“It’s an amazing project for students because it gives them a real-world application,” Slivovsky said. “I do think students can tackle it, and they’ll be motivated.”
Faculty project coordinators hope to use the funding to equip the aircraft with video and GPS technology.
The drones would monitor the terrain below by relaying camera images to a base station, use infrared sensors to track body heat and collect data for analysis when the unmanned vehicles land.
The flight operations could be conducted during the day or at night when people on search and rescue teams typically break from their missions.
Northrop Grumman donated a $200,000 helicopter to Cal Poly with a 10-foot rotor span and a 75-pound cargo capacity. The bulk of the grant money would go toward designing and installing the technology used to operate the chopper, Slivovsky said.
But Cal Poly also seeks $20,000 as part of its proposal to build a smaller fixed-wing plane from scratch with advanced technology that would conduct similar missions.
The all-volunteer, 58-member search and rescue team, overseen by the Sheriff’s Department’s Sgt. Mark Maki, has special training in conducting searches.
Each year, the team is called upon to locate dozens of people, including lost hikers and people with Alzheimer’s who wander off. Carpenter was showing symptoms of dementia when he disappeared Dec. 23.
“The aircrafts especially would help get us into the narrow canyons that piloted choppers can’t get to, as well as finding people where we can’t see through the thick brush from above,” said Jon “Woody” Words-worth, the chairman of the search and rescue team.
Wordsworth said the unmanned aircraft could potentially be used for any of the search team’s rescue missions.
The drones also could even be equipped to deliver supplies to people trapped in isolated areas, including food, water and a radio, Slivovsky said.
Drones can be as small as a roll of quarters — to navigate the inside of buildings — and as large as jumbo jets, which can make overseas deliveries of cargo.
Drones also have been used effectively in military bombing and surveillance missions to avoid risking the life of a human pilot.
About two dozen students from a variety of Cal Poly’s technical disciplines, as well as faculty, are ready to start work on the search and rescue project.
Cal Poly students with significant experience flying remote-control aircrafts will pilot the search aircraft from the ground, Slivovsky said.
Slivovsky envisions students being able to assist in missions for years to come.

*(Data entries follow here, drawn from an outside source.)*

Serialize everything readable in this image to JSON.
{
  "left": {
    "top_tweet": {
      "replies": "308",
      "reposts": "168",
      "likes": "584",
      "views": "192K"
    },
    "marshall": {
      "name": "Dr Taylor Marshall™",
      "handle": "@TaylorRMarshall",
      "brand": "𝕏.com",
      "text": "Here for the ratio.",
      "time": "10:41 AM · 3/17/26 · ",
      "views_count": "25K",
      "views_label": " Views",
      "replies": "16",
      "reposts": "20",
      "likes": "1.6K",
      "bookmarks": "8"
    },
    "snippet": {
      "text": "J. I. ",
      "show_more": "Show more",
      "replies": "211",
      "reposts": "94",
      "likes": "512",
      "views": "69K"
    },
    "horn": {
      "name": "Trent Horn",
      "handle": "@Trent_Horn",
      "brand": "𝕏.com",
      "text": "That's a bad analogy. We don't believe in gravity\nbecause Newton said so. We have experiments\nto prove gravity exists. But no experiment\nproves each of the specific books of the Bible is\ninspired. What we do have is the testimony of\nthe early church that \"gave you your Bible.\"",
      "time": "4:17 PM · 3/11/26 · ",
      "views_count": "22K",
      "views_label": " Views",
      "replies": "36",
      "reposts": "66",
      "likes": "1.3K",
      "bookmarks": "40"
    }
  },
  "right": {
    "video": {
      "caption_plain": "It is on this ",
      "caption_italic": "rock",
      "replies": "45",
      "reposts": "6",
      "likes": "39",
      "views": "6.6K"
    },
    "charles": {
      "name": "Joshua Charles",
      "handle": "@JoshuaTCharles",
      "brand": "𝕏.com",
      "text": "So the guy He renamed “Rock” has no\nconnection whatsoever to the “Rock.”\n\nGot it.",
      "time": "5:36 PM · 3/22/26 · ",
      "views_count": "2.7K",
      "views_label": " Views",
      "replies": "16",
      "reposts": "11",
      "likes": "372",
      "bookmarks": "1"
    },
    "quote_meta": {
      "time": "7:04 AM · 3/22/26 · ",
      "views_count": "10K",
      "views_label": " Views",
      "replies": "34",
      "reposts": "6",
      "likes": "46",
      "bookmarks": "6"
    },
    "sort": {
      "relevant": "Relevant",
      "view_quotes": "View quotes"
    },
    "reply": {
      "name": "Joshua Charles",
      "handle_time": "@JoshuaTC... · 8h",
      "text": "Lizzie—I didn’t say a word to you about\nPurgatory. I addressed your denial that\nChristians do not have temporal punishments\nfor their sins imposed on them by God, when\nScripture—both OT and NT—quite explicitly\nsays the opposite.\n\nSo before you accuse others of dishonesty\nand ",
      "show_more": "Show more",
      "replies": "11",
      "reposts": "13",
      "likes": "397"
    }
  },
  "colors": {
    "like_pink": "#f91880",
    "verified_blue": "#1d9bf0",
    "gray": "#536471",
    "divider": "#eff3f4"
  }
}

“After our local project is under way, I think we could potentially help with searches in places like Yosemite and around the state if we’re asked to help,” Slivovsky said.